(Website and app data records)
* * * * * * * * *

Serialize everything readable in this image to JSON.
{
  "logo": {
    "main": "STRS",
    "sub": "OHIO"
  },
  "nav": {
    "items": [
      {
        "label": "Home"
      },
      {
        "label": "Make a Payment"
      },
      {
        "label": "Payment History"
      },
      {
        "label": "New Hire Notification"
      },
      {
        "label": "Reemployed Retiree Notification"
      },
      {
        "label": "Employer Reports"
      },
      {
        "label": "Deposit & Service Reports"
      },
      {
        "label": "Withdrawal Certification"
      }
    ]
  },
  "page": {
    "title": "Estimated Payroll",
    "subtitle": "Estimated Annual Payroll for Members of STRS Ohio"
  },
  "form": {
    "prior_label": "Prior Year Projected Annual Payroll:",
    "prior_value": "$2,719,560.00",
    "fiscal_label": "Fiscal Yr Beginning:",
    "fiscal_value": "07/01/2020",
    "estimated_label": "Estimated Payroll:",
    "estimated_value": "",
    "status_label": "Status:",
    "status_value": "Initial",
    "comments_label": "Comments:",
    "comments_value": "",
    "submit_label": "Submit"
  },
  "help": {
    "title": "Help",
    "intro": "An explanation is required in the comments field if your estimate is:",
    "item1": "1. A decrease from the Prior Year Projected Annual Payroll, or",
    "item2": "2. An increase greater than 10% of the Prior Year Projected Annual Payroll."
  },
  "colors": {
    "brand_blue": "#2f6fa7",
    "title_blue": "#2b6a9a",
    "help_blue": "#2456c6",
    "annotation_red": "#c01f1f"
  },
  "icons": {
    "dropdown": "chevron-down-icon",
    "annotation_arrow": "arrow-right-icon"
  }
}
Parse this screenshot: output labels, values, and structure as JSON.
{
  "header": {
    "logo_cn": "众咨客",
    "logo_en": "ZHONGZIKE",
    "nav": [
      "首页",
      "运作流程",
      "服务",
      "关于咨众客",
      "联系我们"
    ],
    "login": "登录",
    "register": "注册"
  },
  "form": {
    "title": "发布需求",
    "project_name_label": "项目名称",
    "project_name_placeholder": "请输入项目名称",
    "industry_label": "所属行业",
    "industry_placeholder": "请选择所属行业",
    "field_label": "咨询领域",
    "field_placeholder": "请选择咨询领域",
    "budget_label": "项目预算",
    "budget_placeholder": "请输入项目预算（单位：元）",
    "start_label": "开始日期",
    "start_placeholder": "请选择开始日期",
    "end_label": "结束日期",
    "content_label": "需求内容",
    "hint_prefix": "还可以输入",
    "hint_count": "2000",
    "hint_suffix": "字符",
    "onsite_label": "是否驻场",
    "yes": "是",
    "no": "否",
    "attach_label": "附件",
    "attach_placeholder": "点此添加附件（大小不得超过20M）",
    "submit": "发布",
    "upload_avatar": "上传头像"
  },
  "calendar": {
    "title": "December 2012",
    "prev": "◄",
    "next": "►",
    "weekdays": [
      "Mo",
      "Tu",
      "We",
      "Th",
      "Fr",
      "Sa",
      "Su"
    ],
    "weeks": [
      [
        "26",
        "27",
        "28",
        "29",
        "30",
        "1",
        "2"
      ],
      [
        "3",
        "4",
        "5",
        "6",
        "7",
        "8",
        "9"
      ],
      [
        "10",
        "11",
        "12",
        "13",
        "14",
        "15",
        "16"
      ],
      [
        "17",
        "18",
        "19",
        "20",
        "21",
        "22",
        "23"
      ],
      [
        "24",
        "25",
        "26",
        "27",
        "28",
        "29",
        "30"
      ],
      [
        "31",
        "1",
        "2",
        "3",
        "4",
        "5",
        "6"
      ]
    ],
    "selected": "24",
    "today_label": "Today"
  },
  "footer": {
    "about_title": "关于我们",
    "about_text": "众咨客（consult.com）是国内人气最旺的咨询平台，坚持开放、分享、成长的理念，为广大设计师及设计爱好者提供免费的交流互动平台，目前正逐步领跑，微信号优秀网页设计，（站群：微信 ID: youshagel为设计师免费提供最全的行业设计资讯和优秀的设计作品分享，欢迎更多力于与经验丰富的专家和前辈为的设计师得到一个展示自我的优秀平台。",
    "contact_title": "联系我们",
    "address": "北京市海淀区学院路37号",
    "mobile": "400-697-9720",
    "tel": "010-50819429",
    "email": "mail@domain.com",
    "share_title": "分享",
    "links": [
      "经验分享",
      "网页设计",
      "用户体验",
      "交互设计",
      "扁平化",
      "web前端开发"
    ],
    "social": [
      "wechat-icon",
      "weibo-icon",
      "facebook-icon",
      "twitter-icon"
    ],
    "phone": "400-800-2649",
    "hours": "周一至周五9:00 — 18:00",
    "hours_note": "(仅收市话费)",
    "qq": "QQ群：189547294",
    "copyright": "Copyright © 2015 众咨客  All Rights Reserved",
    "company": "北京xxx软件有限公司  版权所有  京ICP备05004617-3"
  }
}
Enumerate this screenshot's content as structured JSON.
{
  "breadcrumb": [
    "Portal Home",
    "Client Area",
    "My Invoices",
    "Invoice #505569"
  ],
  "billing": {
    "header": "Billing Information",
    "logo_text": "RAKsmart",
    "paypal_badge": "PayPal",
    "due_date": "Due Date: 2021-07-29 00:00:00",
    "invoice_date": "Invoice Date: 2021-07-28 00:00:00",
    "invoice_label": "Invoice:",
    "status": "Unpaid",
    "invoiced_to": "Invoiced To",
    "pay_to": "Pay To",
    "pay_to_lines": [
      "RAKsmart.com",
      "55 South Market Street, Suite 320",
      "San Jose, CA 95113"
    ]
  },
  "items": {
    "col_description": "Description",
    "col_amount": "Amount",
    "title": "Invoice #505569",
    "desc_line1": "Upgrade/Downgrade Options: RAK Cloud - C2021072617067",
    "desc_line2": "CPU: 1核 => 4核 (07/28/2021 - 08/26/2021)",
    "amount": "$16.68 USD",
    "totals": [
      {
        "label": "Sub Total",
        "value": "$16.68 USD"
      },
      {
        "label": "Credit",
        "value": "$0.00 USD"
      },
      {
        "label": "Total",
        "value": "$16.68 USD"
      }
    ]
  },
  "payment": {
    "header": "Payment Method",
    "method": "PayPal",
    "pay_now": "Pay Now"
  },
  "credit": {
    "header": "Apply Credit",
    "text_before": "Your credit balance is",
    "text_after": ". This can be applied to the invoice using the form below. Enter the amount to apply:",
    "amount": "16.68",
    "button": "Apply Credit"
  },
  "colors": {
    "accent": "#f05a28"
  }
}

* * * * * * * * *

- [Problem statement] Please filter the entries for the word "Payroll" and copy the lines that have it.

- [Output for this task]
    "title": "Estimated Payroll",
    "subtitle": "Estimated Annual Payroll for Members of STRS Ohio"
    "prior_label": "Prior Year Projected Annual Payroll:",
    "estimated_label": "Estimated Payroll:",
    "item1": "1. A decrease from the Prior Year Projected Annual Payroll, or",
    "item2": "2. An increase greater than 10% of the Prior Year Projected Annual Payroll."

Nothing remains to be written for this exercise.